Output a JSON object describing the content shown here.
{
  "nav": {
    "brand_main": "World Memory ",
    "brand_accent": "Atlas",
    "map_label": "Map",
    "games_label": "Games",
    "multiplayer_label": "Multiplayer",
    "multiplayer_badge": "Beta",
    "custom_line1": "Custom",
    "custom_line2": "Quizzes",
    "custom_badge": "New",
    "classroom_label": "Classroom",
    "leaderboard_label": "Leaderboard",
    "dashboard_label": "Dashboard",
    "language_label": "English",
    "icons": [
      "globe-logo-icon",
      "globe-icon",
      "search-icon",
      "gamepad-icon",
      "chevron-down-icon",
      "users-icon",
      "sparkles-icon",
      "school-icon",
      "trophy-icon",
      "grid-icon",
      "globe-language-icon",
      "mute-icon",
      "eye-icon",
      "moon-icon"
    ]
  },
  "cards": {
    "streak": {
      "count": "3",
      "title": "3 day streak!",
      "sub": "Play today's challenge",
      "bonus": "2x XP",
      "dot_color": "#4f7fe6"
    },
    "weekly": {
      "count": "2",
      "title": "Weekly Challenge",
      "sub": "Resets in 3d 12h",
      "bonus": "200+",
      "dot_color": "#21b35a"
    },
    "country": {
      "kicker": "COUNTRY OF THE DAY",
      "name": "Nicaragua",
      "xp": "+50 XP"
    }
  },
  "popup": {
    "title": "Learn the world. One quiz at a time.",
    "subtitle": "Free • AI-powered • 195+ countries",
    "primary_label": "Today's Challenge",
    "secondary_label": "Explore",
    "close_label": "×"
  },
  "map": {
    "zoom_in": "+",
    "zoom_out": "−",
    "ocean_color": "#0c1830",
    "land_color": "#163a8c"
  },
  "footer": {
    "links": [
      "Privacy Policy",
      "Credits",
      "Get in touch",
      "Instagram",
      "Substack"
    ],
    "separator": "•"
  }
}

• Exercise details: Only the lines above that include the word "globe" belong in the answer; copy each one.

• Problem solution:
      "globe-logo-icon",
      "globe-icon",
      "globe-language-icon",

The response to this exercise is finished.